God came through. Within a couple weeks, Andres got a job as a stripper one night a week. He earned about £30 a week, barely enough to live on, but it left him time to pray and read the Bible. He began going to church again, and a 24-7 missionary named Tim Hirst continued to email him, encouraging him to stay the course.
When Tim returned to Ibiza this summer and called Andres, the first thing Andres wanted to do was pray together. Tim was thrilled. Now instead of hanging out at the Bull Bar, they hang out at the prayer room that 24-7 has established, sitting on the floor with their arms around each other and a Bible between them.

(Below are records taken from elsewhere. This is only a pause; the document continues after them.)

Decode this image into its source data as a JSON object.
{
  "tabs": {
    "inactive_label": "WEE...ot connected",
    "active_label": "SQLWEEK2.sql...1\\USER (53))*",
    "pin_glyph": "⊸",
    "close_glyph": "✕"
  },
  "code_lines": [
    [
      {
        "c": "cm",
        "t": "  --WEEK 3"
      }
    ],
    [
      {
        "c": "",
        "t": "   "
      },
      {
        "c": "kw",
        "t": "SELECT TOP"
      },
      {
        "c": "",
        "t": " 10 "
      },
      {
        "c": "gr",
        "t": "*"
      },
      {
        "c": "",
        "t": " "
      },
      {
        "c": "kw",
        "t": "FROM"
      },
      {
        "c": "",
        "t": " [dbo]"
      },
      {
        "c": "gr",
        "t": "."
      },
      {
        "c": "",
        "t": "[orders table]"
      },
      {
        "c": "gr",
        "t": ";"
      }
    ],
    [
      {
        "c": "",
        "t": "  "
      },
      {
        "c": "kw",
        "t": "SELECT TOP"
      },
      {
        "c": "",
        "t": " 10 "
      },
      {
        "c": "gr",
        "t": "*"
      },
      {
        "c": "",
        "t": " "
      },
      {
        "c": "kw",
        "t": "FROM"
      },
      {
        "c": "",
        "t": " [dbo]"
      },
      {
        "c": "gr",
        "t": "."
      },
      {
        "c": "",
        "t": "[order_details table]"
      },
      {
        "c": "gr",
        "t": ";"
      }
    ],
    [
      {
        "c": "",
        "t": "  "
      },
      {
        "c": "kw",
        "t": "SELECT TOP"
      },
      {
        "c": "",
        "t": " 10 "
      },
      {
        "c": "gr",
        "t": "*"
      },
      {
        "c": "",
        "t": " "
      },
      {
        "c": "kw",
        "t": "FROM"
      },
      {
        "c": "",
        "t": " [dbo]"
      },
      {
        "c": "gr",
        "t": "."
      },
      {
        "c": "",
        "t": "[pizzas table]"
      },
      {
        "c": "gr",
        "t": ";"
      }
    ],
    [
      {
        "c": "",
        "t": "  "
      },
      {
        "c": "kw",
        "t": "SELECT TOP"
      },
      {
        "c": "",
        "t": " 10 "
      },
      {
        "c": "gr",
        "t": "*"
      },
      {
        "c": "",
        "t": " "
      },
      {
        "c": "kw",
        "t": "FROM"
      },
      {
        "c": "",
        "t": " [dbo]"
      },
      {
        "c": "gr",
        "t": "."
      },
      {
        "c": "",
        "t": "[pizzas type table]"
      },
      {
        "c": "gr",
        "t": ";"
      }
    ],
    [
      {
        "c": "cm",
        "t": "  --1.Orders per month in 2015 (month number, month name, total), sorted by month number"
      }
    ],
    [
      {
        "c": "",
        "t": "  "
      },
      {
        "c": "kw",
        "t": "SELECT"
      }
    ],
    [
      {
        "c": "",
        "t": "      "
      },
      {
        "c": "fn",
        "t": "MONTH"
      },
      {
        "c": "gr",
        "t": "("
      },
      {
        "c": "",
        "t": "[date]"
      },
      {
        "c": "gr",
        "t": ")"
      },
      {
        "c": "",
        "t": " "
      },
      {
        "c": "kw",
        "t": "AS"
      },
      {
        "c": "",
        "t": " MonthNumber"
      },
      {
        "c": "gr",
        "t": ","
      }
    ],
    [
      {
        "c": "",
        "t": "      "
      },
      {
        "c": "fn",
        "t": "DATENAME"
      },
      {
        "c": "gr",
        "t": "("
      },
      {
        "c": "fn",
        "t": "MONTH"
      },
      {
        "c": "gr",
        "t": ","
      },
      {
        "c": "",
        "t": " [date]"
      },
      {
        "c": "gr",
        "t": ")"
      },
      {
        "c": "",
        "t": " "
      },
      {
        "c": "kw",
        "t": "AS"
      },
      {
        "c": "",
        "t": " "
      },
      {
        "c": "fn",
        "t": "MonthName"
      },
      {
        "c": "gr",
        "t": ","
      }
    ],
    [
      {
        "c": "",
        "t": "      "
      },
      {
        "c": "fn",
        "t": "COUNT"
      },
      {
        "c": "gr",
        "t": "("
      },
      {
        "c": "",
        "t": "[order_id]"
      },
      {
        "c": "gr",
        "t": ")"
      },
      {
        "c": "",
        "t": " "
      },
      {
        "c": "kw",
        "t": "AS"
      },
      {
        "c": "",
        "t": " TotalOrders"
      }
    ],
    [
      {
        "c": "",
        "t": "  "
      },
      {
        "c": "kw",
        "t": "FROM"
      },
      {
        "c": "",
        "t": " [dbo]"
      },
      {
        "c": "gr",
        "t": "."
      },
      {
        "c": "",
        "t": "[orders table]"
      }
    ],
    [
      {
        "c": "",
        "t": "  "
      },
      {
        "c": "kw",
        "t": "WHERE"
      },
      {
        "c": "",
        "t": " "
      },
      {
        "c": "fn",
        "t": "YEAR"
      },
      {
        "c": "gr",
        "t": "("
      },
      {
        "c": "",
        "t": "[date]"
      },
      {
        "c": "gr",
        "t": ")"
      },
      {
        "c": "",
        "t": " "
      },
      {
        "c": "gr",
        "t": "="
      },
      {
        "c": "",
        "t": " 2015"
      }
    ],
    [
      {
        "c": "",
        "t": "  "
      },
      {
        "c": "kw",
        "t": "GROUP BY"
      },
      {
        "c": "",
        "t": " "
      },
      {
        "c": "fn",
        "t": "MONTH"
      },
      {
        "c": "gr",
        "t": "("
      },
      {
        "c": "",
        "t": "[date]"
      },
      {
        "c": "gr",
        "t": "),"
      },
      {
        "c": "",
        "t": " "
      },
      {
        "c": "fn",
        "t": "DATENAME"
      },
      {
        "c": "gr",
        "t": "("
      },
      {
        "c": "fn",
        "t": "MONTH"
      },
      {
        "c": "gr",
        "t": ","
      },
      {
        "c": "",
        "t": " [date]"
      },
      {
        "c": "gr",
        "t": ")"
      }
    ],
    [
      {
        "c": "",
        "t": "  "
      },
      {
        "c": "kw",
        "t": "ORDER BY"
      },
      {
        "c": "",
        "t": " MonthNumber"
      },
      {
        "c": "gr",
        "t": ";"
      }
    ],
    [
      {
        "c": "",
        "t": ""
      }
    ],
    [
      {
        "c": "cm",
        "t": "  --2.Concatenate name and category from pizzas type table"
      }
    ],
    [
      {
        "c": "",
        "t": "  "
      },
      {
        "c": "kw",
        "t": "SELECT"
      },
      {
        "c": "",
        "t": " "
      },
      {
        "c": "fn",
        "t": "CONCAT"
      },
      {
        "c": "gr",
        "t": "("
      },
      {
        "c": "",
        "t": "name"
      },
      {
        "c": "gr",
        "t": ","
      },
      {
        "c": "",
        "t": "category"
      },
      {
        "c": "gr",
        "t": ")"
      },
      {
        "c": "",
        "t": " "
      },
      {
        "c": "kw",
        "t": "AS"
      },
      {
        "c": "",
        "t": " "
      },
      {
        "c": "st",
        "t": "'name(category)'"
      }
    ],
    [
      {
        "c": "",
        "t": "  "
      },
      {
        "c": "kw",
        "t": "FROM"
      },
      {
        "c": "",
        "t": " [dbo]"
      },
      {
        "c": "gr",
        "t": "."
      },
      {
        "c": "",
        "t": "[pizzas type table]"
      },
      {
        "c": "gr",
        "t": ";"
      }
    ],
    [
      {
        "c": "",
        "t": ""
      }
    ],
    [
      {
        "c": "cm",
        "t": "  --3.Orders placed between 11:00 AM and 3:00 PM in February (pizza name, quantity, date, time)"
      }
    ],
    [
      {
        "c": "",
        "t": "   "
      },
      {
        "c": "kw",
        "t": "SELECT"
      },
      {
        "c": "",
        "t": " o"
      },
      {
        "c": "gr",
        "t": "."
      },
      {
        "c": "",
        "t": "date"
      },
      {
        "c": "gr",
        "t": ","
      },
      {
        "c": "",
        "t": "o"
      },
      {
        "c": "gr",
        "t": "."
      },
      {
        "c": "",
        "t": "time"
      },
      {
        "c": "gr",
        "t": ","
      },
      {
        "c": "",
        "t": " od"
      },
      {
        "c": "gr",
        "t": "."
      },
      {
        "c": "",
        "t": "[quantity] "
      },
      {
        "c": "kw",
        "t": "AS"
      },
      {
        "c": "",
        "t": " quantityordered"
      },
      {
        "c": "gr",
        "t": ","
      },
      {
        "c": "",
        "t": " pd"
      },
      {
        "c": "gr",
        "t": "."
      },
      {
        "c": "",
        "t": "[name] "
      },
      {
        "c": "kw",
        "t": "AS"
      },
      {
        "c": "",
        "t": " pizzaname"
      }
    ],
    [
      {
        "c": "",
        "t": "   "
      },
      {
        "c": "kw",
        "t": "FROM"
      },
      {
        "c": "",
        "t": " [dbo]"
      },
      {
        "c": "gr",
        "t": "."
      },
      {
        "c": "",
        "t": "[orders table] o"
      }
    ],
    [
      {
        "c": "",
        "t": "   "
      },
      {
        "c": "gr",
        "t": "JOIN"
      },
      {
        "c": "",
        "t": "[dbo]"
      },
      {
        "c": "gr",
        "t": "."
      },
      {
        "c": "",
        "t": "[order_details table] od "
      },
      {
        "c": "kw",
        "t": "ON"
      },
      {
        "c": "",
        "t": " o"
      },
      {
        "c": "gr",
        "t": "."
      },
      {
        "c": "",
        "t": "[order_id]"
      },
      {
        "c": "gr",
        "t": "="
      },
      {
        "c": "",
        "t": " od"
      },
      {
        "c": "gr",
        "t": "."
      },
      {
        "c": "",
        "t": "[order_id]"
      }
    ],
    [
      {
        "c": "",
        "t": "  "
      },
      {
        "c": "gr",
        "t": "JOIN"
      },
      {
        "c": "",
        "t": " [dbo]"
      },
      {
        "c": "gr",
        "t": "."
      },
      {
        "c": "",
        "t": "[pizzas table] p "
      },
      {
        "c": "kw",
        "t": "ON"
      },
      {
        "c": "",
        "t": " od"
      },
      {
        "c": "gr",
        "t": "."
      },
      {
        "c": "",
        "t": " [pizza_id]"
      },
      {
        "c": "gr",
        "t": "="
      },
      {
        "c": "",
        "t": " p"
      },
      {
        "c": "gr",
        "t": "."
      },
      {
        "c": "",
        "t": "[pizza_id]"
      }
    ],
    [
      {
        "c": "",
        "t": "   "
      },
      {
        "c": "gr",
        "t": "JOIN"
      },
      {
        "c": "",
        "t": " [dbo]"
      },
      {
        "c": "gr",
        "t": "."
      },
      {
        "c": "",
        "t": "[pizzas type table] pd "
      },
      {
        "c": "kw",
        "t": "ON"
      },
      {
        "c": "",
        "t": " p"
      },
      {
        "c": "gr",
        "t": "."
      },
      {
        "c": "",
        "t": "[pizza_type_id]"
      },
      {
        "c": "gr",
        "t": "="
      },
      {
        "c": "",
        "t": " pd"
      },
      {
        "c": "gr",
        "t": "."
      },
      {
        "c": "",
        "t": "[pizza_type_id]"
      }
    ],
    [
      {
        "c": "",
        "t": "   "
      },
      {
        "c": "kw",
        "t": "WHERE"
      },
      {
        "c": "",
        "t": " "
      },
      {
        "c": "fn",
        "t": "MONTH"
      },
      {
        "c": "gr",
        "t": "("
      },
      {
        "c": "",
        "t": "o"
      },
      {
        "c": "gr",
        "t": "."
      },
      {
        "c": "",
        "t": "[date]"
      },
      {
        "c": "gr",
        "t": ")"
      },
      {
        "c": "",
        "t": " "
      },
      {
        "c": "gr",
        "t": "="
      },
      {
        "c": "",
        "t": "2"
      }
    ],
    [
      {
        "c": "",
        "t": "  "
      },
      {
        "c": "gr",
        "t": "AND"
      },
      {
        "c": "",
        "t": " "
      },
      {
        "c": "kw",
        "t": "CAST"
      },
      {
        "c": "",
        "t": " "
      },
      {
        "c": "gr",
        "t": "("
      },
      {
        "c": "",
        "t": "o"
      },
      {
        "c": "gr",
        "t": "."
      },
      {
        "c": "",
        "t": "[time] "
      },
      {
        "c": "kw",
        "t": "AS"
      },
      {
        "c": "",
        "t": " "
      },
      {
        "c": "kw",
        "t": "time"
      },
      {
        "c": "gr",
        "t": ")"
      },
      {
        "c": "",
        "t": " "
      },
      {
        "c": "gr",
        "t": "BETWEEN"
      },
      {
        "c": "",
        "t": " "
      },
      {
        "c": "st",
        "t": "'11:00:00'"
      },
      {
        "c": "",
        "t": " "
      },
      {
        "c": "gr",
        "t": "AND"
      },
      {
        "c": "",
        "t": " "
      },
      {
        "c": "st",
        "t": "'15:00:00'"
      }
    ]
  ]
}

The evening of the short-term team's final prayer walk, the prayer room is on fire. Exultant worship music plays on the stereo. Lorraine lies on the floor, pounding it with her fists. Bruce is having a fervent one-on-one with God.
The missionaries have a goal tonight: they want to tell everyone they've been praying for that they're not just a bunch of nice people who give out fruit. They want to tell them that they came to Ibiza because of Jesus. It's their last night. They have nothing to lose.
That said, giving out fruit is a great way to start a conversation. They stroll through the West End like earth-bound flight attendants, plastic trays poised on their hands, asking, again and again, "You like some fruit?" Some people look at them suspiciously. But most grab at it, taking three, four pieces, shoving them ravenously into their mouths. "There isn't any vodka in it," they mumble to each other, disappointed.
Bruce is standing near the corner where he last saw Gary, scanning the street anxiously. "I really hope to see Gary tonight," he says. "I want to tell him that I'm here because Jesus died for our sins. That's why I gave him the ice cream." But Gary is nowhere in sight.
Jonney is out, though, loping around in front of Ground Zero in a Marilyn Manson T-shirt. Tom strolls down to say goodbye, and tell him that the prayer team is leaving the next day. "That's too bad," Jonney says. "Yeah," Tom says. They're both quiet for a minute. Then, before he can think about it too much, Tom takes the plunge. He tells Jonney that God loves him.
"I know it sounds kind of cheesy," he says, when he recalls the conversation later, "but it was really important to me that he hear that before I left." I ask him how Jonney reacted. "Well, he didn't scowl. But he didn't give his life to Jesus or anything."
A couple of days after the short-term team leaves, I visit Jonney in the sock-strewn apartment he shares with two flat mates over Ground Zero. It's 7pm. He has just woken up and pulled on a pair of jeans, but his shirt is off and he has a barcode tattooed on his back, with the word "Rejected" underneath. On either side of it, riding the swell of his deltoids, are two black angel wings.
As it turns out, Jonney knows a thing or two about Christianity. He was raised a Jehovah's Witness. It was a miserable experience. Forbidden from hanging out with outsiders, he found himself virtually friendless. At 17, he finally wrote his parents a letter telling them he was leaving the faith, and their house. Needless to say, he's not very big on religion.
"But I really liked the prayer guys," he says. "They were always sober, and they seemed to care about other people."
I ask him how he felt when Tom told him that God loved him, and he laughs. "I don't know," he says. "It's a nice thought, but I don't really believe in God." Over his head is a poster of flames shooting up from the earth, the word "Lucifer" floating above them.
So it doesn't bother him that they want to convert him? He laughs again, and takes a drag of his hand-rolled cigarette. "Not at all," he says. "I don't think it will work. But I won't hold it against them."Reuse content